This off-the-beaten track temple is located in Mehrauli, near the famous Qutub Minar. It's dedicated to the pure goddess Yogmaya (aka Jogmaya), the sister of Lord Krishna's (an incarnation of Vishnu). Although the temple in its present state dates back to the 19th century, there have been ancient temples here for many centuries prior.
With its roof of white domes and beautifully carved exteriors, this Hindu temple—also known as the Jogmaya Temple—is worth a visit for its beautiful architecture alone. Devotees regularly offer flowers and other gifts to the main idol, particularly during the twice-annual Navratri celebrations, dedicated to the goddess Devi in her many forms.
While devout Indian Hindus often come to this part of town specifically for the temple, most international visitors stop by as part of a larger tour of Mehrauli’s temples, or tick it off after a visit to the nearby UNESCO World Heritage Site of Qutub Minar.
Things to Know Before You Go
- Make sure to wear clothing that covers your shoulders and knees out of respect for local tradition.
- It’s customary, but not required, to leave a small donation at temples, so bring some change.
- Be prepared to remove your footwear before entering the temple.
How to Get There
The Yogmaya Mandir is located in the South Delhi village of Mehrauli, due east of the Qutub Minar. The nearest metro station is at Saket, but it's still around a half-hour walk away, and it's generally easier to visit this temple by taxi or as part of an organized tour.
When to Get There
The Yogmaya Temple is open throughout the year, though it’s always more pleasant to visit New Delhi attractions during the cooler winter months. If you happen to be in town during the hottest months of May and June, you may wish to visit early in the day or around sunset, just before the temple closes for daily aarti prayer ceremonies.

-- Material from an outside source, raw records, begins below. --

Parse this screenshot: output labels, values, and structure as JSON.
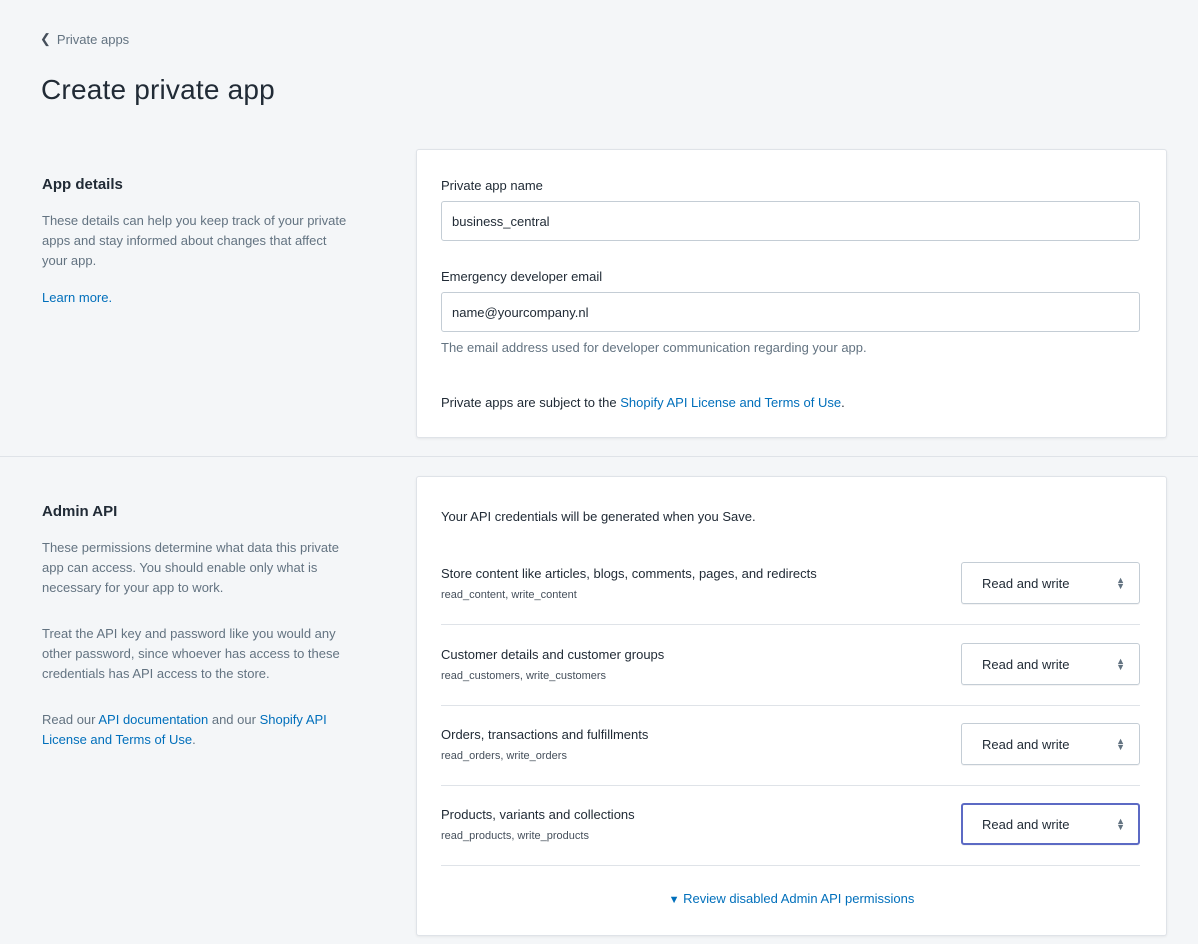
{
  "breadcrumb": {
    "label": "Private apps",
    "icon": "chevron-left-icon"
  },
  "page": {
    "title": "Create private app"
  },
  "app_details": {
    "heading": "App details",
    "description": "These details can help you keep track of your private apps and stay informed about changes that affect your app.",
    "learn_more": "Learn more.",
    "name_label": "Private app name",
    "name_value": "business_central",
    "email_label": "Emergency developer email",
    "email_value": "name@yourcompany.nl",
    "email_help": "The email address used for developer communication regarding your app.",
    "terms_prefix": "Private apps are subject to the ",
    "terms_link": "Shopify API License and Terms of Use",
    "terms_suffix": "."
  },
  "admin_api": {
    "heading": "Admin API",
    "desc1": "These permissions determine what data this private app can access. You should enable only what is necessary for your app to work.",
    "desc2": "Treat the API key and password like you would any other password, since whoever has access to these credentials has API access to the store.",
    "read_prefix": "Read our ",
    "api_doc_link": "API documentation",
    "read_middle": " and our ",
    "terms_link": "Shopify API License and Terms of Use",
    "read_suffix": ".",
    "credentials_note": "Your API credentials will be generated when you Save.",
    "permissions": [
      {
        "title": "Store content like articles, blogs, comments, pages, and redirects",
        "scopes": "read_content, write_content",
        "value": "Read and write"
      },
      {
        "title": "Customer details and customer groups",
        "scopes": "read_customers, write_customers",
        "value": "Read and write"
      },
      {
        "title": "Orders, transactions and fulfillments",
        "scopes": "read_orders, write_orders",
        "value": "Read and write"
      },
      {
        "title": "Products, variants and collections",
        "scopes": "read_products, write_products",
        "value": "Read and write"
      }
    ],
    "review_disabled": "Review disabled Admin API permissions",
    "review_icon": "triangle-down-icon"
  },
  "colors": {
    "link": "#006fbb",
    "focus": "#5c6ac4",
    "background": "#f4f6f8"
  }
}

Held every autumn since 1812, Phool Walon Ki Sair is a secular festival in which flower sellers (Hindus and Muslims alike) join together in a procession from Yogmaya Temple, through Mehrauli, to the shrine of Sufi saint Khwaja Bakhtiyar Kaki. The incumbent prime minister usually joins in the festivities, and the government has taken an active role in its promotion, inviting musicians and performers from across India to showcase their regional traditions.